Incentive to Tyrants Abroad

“This move by the FBI could snowball around the world. Why in the world would our government want to give repressive regimes in Russia and China a blueprint for forcing American companies to create a backdoor?” Wyden told the Guardian.

“Companies should comply with warrants to the extent they are able to do so, but no company should be forced to deliberately weaken its products. In the long run, the real losers will be Americans’ online safety and security.”

Via Apple encryption case risks influencing Russia and China, privacy experts say @ The Guardian.

Chinese Kleptocracy

OK, Politico did not use the exact term, but Charles Davidson and Jeffrey Gedmin make a pretty bold statement in today’s edition. China is a kleptocracy and this encourages instability in the country and in the global economy.

We have argued this pretty much since the founding of this website. A broad system of crony capitalism like the one in China creates distortions in the economy, prices are obfuscated, the connected become wealthy, dishonesty is compounded, until the facade eventually crumbles when the lies become apparent. To some degree that is what we are seeing now with the Chinese downturn.

Via Politico calls out China as the world’s Ultimate Crony Capitalist State @ Against Crony Capitalism.

The Limits of China Under Communism

There is no historical example of a closed imperial economy facing large capital-driven, open states and sustainably competing over a long term. That is not to say that China isn’t an economic powerhouse and a remarkable site of energy and potential. It is certainly both. But we also know Chinese debt — as secret as the state likes to keep it — is enormous, and that its financial system is like any other bubble. It is predicated on inflated earnings reports and expectations. The great “Beijing Consensus,” China’s absolute commitment to showing 8% growth every year, is unsustainable, at least through legitimate means. And without it, China is beginning to look like an enormous totalitarian ponzi scheme — a phenomenon common enough in world history, but extremely dangerous be near in the long run.

Via China: The new Spanish Empire?   

Reality Creeps up on Chinese State-Capitalism

Ambrose Evans-Pritchard writes about the Chinese government’s (publicly) dismissive reply to an International Monetary Fund warning about Chinese debt-fueled over-investment.
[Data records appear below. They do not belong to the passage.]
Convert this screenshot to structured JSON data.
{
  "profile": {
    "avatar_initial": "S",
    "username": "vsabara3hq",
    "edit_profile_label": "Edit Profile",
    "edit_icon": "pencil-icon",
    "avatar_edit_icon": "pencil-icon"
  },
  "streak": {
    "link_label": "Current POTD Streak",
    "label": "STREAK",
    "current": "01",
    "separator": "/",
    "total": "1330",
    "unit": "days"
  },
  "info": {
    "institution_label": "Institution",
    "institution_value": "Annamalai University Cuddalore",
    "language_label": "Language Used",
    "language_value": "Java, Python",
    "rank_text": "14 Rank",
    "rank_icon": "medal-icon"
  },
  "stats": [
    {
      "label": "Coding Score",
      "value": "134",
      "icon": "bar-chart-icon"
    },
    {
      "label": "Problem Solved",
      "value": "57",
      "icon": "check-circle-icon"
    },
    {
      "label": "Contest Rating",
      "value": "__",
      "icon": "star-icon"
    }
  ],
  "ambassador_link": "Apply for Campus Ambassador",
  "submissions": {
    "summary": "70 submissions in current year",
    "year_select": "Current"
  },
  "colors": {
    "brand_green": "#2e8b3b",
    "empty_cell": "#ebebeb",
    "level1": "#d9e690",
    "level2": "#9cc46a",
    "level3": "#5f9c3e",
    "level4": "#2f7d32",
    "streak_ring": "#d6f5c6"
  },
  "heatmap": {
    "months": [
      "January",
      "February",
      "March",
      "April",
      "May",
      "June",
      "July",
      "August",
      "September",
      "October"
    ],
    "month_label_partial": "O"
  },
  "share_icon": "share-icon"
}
A single sentence serves as an executive summary: All those extrapolation charts of a Chinese-led planet that enthralled us all in the BRICS hysteria of 2008 will look very silly indeed, unless China heeds the…

State-directed investment leaves China a crony-capitalist archetype

Controlling state enterprises rewards a few, but far too few: China has a related but different problem. Its politicians control too much of the money themselves. Politicians and elites in China enrich themselves, their friends, and their families by managing and siphoning China Inc., China’s state capitalist enterprise. Chinese industry is controlled by the state,…

Chinese State Capitalism Repeats – Perhaps Exceeds – Past Errors

China’s planners want the benefits of free, voluntary markets without allowing free, voluntary markets: China’s urbanization has risen from an insignificant share in the 1950s to more than half, depending on how migrant workers are counted. But Beijing’s scientific planners have decided this “natural” rate is too slow. So now, one quarter of a billion…

State-capitalist China cannot build cities to escape a debt problem

It’s simply erroneous to think that China can build city after city (via debt) to escape a debt-backed investment binge: But in a report this week, Michael Pettis, finance professor at Peking University’s Guanghua School of Management, points out that such thinking rests on a fallacy. Leave aside recurring reports of newly built Chinese cities…

GDP Data in State-Capitalist China: Often Bogus, Often a Distraction from Underlying, Systemic Weakness

William Pesek has it right about state-capitalist, investment over-intensive China. First, Chinese GDP and other metrics are simply dodgy: Even in the best of times, China’s data can be about as accurate as tossing a dart at a chart on the wall. It’s a structurally imbalanced economy distorted by top-down policies and considerable “gray activities”…

Beyond ‘Bossism’ – Less Hierarchy is a Good Thing

The end of state-favored businesses may bring smaller, more supple organizations. They’d be less prone to the problems of large-scale planning: Large, hierarchical firms seem likely to be beset by the incentive and knowledge problems that complicate the lives of state central planners. The larger an organization, the more likely it is that managers will…